Millicent Marcus

Millicent Marcus's picture
Professor of Italian
82-90 Wall St, Room426, New Haven, CT 06511-6605
(203) 432-0599

Millicent Marcus (Ph.D. Yale, 1974) specializes in Italian culture from the interdisciplinary perspectives of literature, history, and film. She is the author of An Allegory of Form: Literary Self-Consciousness in the Decameron, (Stanford French and Italian Studies, l979), Italian Film in the Light of Neorealism (Princeton, l986), Filmmaking by the Book: Italian Cinema and Literary Adaptation (Johns Hopkins, l993), After Fellini: National Cinema in the Postmodern Age (Johns Hopkins, 2002), and Italian Film in the Shadow of Auschwitz (University of Toronto, 2007), as well as journal articles and encyclopedia entries on her fields of interest. Because literacy in the 21st century must be broadened to include the mass media as well as the written text, she brings a cultural studies approach to her teaching and research.

Curriculum Vitae


ITAL 304a, Literature into Film

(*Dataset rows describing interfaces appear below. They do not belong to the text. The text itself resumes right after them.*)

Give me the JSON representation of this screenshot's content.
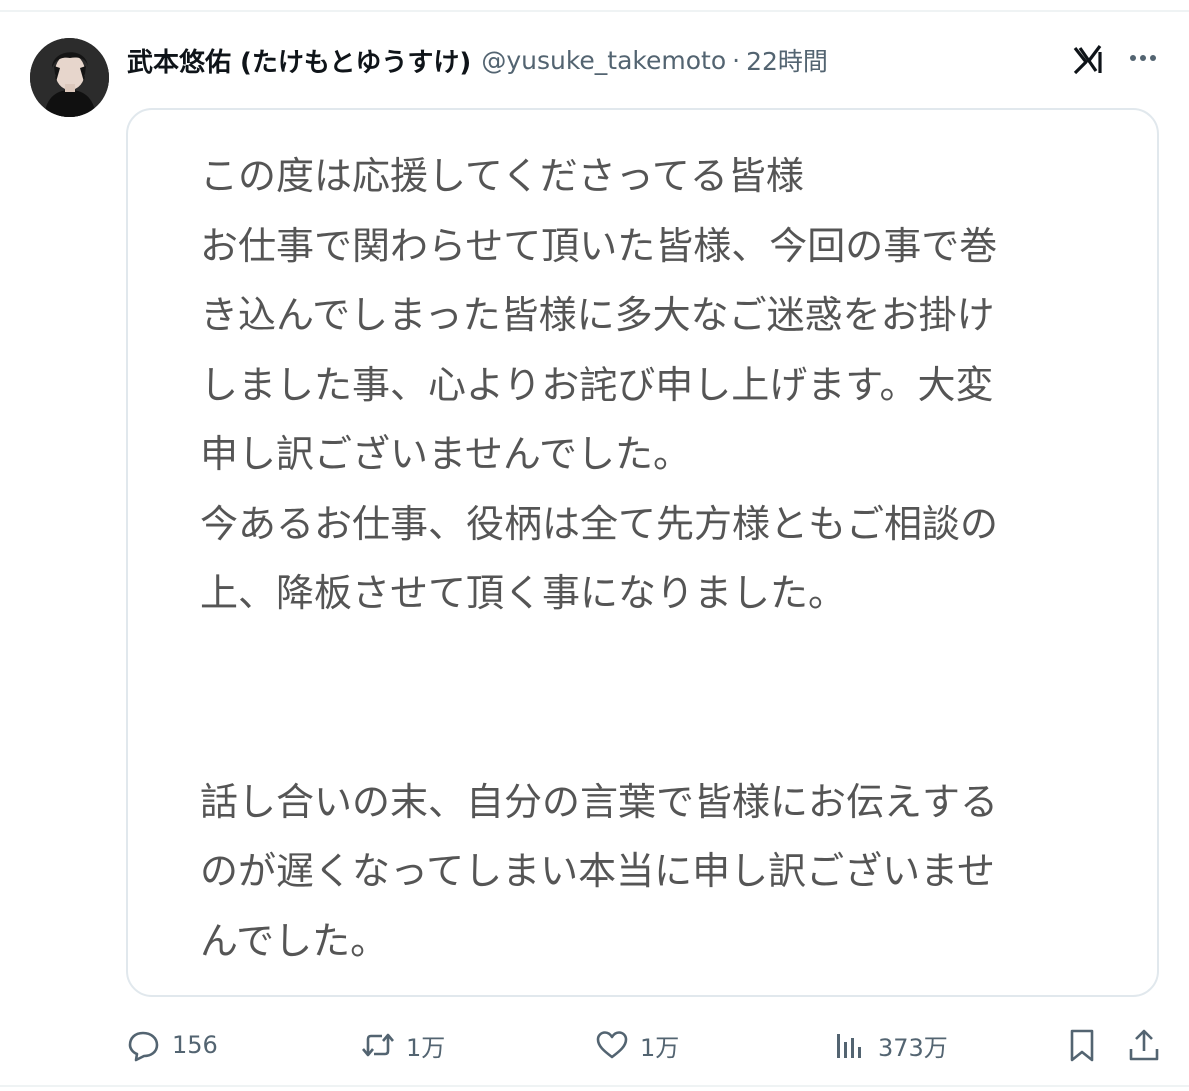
{
  "post": {
    "author": {
      "display_name": "武本悠佑 (たけもとゆうすけ)",
      "handle": "@yusuke_takemoto",
      "separator": "·",
      "timestamp": "22時間"
    },
    "image_text": "この度は応援してくださってる皆様\nお仕事で関わらせて頂いた皆様、今回の事で巻\nき込んでしまった皆様に多大なご迷惑をお掛け\nしました事、心よりお詫び申し上げます。大変\n申し訳ございませんでした。\n今あるお仕事、役柄は全て先方様ともご相談の\n上、降板させて頂く事になりました。\n\n\n話し合いの末、自分の言葉で皆様にお伝えする\nのが遅くなってしまい本当に申し訳ございませ\nんでした。",
    "actions": {
      "reply_count": "156",
      "retweet_count": "1万",
      "like_count": "1万",
      "view_count": "373万"
    },
    "icons": {
      "grok": "grok-icon",
      "more": "more-icon",
      "reply": "reply-icon",
      "retweet": "retweet-icon",
      "like": "heart-icon",
      "views": "views-icon",
      "bookmark": "bookmark-icon",
      "share": "share-icon"
    },
    "colors": {
      "text_primary": "#0f1419",
      "text_secondary": "#536471",
      "image_text": "#555555",
      "border": "#e1e8ed"
    }
  }
}
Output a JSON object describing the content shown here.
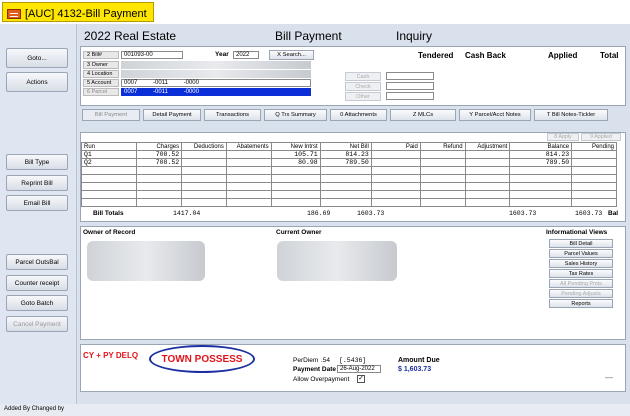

We study a series of written works and their cinematic adaptations, considering first the texts in autonomous, literary terms, and then their transformation into audiovisual spectacles. In most cases we screen the film on Tuesday evening and do a comparative study in the Thursday class period, making extensive use of video clips to do close visual analysis of scenes in the light of their corresponding textual sources. Rather than develop a general theory of adaptation, we construct methodological approaches on an ad hoc basis, taking each instance of adaptation as a case study amenable to a variety of methodologies—psychoanalytic, feminist, ideological, generic, semiotic, and so forth. The class is conducted as a seminar, and active student participation is expected. There are two papers—one shorter one of a critical nature at midterm and a final research paper (approximately 15–20 pages). Films examined include (tentatively) Pasolini’s Medea and Decameron, the Tavianis’ Padre padrone, Visconti’s Death in Venice, Rosi’s Three Brothers, Salvatores’s I’m Not Afraid, and De Sica’s Two Women. Writing assignments comprise 75 percent of the final grade and class participation 25 percent.

Term: Fall 2018
Day/Time: W 3.30-5.20, Screenings M 8PM

ITAL 590a, Literature into Film

Strategies employed by filmmakers who adapt literary works to the screen. Detailed comparisons between cinematic adaptations and the novels, plays, and short stories on which they are based. Case studies of literary works that pose a variety of challenges to filmmakers.

Term: Fall 2018
Day/Time: W 3.30-5.20, Screenings M 8PM

ITAL 780b, Il Romanzo del Novecento

No literary form is better suited to gauging the convulsive changes wrought by Italy’s entrance into modernity than the novel. Infinitely permeable to the forces of historical circumstance, the novel counters these external forces with its own version of the evolving Italian subject in all its personal richness and complexity. We study the evolution of this literary genre throughout the course of the twentieth century and, in the process, adopt a variety of approaches, including, but not limited to, semiotics, psychoanalysis, narratology, gender, ideological criticism, and “la questione della lingua.”

In Italian.

Term: Spring 2019
Day/Time: Wednesday, 3.30-5.20